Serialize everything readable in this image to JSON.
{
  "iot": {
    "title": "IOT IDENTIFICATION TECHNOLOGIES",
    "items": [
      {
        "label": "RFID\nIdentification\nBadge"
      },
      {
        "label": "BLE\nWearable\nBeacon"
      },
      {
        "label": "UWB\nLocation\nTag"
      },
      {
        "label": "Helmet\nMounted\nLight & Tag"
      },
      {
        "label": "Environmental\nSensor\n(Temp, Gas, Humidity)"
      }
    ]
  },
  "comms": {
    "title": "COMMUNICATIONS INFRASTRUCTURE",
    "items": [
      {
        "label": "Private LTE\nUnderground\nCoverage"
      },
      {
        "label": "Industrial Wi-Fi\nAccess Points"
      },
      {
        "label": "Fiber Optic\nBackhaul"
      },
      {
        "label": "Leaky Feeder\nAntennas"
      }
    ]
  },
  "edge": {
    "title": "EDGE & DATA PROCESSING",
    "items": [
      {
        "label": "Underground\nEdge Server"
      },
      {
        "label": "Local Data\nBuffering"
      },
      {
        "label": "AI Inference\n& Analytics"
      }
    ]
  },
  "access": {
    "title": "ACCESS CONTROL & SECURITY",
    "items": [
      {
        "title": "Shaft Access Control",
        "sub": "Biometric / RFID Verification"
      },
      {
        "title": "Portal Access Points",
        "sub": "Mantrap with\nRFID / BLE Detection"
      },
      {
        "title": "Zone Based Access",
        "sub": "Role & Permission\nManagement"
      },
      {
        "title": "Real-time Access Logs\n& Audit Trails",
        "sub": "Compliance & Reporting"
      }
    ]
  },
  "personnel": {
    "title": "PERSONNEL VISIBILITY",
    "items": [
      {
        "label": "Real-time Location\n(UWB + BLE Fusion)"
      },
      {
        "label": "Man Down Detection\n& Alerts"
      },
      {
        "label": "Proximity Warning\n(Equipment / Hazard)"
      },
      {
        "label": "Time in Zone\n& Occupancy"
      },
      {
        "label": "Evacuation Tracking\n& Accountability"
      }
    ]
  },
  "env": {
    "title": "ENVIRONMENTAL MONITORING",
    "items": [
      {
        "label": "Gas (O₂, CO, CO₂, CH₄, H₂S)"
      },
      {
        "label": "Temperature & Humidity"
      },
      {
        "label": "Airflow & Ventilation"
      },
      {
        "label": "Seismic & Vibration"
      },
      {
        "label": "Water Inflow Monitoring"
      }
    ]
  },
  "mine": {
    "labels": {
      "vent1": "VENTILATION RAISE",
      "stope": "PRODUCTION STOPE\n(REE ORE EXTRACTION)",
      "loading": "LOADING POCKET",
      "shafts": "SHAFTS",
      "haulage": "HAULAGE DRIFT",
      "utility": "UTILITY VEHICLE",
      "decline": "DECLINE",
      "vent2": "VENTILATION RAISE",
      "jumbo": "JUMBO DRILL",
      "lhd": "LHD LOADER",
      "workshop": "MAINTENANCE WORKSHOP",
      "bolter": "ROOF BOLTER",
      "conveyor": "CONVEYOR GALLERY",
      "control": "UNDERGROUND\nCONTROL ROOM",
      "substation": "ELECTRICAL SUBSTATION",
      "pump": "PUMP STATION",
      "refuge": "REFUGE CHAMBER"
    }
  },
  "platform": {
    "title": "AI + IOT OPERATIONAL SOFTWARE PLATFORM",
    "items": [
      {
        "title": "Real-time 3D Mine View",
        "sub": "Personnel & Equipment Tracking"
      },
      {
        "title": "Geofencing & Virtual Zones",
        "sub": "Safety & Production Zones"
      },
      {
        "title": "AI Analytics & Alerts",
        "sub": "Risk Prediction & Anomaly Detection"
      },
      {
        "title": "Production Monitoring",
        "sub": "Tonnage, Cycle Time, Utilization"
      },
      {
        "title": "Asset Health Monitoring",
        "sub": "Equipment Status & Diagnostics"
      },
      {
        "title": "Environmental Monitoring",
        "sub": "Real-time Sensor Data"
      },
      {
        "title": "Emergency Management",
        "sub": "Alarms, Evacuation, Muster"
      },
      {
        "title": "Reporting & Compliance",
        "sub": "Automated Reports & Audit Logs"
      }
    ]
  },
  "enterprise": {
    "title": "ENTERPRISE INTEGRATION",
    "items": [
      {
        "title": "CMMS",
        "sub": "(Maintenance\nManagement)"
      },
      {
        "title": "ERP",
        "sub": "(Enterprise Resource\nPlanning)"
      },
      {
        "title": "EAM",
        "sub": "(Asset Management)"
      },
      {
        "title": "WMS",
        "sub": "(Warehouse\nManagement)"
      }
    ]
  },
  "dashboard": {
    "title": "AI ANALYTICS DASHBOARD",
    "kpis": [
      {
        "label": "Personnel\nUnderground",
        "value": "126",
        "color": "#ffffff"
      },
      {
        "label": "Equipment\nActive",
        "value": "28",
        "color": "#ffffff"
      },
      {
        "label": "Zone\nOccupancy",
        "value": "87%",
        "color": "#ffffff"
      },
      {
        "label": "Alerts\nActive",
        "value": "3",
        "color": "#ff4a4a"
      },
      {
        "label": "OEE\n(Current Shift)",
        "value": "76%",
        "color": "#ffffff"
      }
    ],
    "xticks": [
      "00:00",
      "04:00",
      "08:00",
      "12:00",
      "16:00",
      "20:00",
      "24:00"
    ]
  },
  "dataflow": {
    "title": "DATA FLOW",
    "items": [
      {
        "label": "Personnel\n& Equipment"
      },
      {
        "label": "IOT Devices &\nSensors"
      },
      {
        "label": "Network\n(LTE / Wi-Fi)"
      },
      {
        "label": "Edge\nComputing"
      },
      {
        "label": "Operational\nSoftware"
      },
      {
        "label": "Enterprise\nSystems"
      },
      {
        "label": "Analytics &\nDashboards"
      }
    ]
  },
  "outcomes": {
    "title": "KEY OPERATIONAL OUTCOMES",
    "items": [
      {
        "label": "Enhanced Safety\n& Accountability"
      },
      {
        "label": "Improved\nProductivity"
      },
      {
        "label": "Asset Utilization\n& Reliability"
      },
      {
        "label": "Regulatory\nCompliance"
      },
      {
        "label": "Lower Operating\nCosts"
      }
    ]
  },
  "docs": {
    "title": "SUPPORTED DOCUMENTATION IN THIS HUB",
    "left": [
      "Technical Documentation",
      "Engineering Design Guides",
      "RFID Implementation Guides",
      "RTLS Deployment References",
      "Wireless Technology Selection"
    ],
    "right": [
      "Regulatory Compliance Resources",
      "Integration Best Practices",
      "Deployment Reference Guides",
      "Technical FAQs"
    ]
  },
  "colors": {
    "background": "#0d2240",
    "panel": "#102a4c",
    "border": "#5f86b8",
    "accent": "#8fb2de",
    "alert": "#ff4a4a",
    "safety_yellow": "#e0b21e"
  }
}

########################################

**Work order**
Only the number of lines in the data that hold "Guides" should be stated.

**Answer to this task**
3